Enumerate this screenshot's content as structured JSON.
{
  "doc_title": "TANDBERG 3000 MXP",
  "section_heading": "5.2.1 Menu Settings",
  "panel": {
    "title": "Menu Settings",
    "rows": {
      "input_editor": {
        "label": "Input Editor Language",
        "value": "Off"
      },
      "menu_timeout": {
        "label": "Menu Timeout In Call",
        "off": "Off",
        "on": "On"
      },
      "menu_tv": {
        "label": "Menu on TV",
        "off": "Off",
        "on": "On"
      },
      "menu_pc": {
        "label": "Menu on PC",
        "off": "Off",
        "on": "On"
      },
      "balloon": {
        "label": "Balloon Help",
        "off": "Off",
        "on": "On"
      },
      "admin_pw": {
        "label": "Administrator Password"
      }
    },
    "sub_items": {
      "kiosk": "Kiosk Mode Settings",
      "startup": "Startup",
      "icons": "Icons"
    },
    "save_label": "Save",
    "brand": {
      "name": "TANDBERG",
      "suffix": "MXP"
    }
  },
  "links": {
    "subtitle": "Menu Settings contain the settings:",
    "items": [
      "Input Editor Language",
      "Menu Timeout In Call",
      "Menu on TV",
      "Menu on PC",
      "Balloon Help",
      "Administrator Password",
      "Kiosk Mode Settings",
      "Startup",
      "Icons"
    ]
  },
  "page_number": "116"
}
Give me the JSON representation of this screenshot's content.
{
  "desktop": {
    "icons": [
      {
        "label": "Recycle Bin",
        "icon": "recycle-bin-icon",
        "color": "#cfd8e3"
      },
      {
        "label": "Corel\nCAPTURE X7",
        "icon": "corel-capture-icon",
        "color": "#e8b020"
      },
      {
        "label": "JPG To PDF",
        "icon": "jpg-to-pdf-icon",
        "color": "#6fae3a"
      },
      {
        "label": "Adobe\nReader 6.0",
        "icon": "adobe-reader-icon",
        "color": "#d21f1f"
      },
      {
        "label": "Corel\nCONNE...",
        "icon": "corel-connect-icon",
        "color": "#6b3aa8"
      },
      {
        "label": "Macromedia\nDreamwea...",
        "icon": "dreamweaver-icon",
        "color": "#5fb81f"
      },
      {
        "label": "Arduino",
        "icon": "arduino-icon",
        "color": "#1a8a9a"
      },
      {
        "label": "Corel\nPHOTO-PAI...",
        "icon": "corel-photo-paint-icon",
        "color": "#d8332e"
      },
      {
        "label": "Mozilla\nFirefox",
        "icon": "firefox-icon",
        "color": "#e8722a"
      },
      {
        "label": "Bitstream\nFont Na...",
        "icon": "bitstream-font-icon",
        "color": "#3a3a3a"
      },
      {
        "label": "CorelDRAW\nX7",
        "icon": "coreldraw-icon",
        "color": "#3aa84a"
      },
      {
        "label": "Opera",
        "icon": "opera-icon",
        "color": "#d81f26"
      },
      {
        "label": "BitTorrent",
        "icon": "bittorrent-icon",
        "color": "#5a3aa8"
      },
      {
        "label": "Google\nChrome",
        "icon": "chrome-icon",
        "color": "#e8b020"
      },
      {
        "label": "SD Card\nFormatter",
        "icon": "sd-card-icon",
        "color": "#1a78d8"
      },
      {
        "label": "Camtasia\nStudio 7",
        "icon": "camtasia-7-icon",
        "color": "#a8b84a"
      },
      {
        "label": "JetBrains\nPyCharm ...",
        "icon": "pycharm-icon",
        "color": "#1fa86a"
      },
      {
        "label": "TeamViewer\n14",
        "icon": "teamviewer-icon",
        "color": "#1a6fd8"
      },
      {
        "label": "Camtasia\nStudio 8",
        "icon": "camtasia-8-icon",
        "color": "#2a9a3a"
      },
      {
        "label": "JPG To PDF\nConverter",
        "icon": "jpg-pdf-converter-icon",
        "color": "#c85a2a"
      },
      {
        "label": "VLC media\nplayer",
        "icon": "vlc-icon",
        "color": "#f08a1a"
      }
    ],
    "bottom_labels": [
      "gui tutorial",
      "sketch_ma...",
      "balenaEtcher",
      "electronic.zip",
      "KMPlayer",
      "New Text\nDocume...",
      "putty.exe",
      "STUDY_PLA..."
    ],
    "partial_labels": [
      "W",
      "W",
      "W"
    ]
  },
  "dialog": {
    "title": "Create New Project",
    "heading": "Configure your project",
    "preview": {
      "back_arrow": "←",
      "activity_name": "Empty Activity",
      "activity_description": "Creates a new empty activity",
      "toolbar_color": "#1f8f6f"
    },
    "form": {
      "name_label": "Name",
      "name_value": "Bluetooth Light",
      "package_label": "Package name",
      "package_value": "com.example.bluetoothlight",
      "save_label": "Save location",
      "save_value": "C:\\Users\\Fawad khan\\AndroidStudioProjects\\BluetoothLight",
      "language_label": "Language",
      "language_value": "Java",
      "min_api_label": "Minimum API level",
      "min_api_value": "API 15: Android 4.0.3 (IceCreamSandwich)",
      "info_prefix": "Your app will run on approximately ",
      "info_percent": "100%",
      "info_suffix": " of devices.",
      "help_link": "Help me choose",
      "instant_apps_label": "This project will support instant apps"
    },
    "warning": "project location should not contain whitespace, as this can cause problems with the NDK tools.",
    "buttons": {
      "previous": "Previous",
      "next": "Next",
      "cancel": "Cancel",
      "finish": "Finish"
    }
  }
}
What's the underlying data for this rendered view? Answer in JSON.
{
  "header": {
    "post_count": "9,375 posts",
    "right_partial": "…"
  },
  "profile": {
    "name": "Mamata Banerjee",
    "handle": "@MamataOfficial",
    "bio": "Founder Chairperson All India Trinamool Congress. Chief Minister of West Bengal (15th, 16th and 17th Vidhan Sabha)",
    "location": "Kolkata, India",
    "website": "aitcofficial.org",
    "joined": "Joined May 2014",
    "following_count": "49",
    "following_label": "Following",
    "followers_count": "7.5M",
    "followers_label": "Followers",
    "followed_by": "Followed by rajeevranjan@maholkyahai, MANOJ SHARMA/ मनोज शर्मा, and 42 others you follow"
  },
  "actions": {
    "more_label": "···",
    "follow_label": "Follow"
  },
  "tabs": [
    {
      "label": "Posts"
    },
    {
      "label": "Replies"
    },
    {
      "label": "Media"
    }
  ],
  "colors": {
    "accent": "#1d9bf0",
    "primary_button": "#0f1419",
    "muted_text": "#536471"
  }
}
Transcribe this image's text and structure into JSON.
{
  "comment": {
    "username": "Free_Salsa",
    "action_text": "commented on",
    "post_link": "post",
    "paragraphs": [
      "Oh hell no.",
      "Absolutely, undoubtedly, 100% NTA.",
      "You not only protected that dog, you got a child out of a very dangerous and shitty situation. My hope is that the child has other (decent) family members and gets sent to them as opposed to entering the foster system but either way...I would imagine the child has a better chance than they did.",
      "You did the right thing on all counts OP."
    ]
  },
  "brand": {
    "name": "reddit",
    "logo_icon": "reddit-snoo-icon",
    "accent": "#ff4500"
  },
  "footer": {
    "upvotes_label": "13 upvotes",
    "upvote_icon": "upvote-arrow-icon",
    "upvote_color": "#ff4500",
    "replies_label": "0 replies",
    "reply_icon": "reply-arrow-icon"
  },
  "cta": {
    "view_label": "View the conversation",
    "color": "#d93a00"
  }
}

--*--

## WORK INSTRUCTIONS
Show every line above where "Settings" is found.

## PROBLEM SOLUTION
  "section_heading": "5.2.1 Menu Settings",
    "title": "Menu Settings",
      "kiosk": "Kiosk Mode Settings",
    "subtitle": "Menu Settings contain the settings:",
      "Kiosk Mode Settings",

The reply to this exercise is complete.